* _WORK TO COMPLETE_:
Each record is to be written out exactly as it appears.

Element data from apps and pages
Start of Block

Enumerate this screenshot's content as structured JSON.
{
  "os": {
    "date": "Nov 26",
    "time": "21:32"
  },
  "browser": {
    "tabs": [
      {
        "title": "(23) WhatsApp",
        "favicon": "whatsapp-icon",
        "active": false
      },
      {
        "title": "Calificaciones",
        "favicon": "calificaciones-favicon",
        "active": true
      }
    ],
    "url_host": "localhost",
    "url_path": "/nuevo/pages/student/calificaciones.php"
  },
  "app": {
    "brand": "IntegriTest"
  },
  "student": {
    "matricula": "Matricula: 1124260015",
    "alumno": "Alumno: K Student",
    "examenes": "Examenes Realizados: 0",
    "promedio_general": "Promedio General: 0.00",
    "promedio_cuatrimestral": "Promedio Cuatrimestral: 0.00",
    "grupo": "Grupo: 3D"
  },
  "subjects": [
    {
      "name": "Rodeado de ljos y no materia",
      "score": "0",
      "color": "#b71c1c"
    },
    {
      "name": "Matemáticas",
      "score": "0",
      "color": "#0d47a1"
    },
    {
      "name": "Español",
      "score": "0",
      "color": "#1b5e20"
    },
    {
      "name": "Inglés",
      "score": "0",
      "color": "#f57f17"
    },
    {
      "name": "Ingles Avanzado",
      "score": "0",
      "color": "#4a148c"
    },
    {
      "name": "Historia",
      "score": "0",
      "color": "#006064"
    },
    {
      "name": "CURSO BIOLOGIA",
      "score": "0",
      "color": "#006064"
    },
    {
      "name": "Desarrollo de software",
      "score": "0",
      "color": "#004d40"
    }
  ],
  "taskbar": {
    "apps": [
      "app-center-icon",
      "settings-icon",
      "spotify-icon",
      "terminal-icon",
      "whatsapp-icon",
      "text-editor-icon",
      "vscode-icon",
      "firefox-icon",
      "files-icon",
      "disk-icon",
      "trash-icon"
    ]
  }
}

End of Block

* _ANSWER TO THE EXERCISE_:
Enumerate this screenshot's content as structured JSON.
{
  "os": {
    "date": "Nov 26",
    "time": "21:32"
  },
  "browser": {
    "tabs": [
      {
        "title": "(23) WhatsApp",
        "favicon": "whatsapp-icon",
        "active": false
      },
      {
        "title": "Calificaciones",
        "favicon": "calificaciones-favicon",
        "active": true
      }
    ],
    "url_host": "localhost",
    "url_path": "/nuevo/pages/student/calificaciones.php"
  },
  "app": {
    "brand": "IntegriTest"
  },
  "student": {
    "matricula": "Matricula: 1124260015",
    "alumno": "Alumno: K Student",
    "examenes": "Examenes Realizados: 0",
    "promedio_general": "Promedio General: 0.00",
    "promedio_cuatrimestral": "Promedio Cuatrimestral: 0.00",
    "grupo": "Grupo: 3D"
  },
  "subjects": [
    {
      "name": "Rodeado de ljos y no materia",
      "score": "0",
      "color": "#b71c1c"
    },
    {
      "name": "Matemáticas",
      "score": "0",
      "color": "#0d47a1"
    },
    {
      "name": "Español",
      "score": "0",
      "color": "#1b5e20"
    },
    {
      "name": "Inglés",
      "score": "0",
      "color": "#f57f17"
    },
    {
      "name": "Ingles Avanzado",
      "score": "0",
      "color": "#4a148c"
    },
    {
      "name": "Historia",
      "score": "0",
      "color": "#006064"
    },
    {
      "name": "CURSO BIOLOGIA",
      "score": "0",
      "color": "#006064"
    },
    {
      "name": "Desarrollo de software",
      "score": "0",
      "color": "#004d40"
    }
  ],
  "taskbar": {
    "apps": [
      "app-center-icon",
      "settings-icon",
      "spotify-icon",
      "terminal-icon",
      "whatsapp-icon",
      "text-editor-icon",
      "vscode-icon",
      "firefox-icon",
      "files-icon",
      "disk-icon",
      "trash-icon"
    ]
  }
}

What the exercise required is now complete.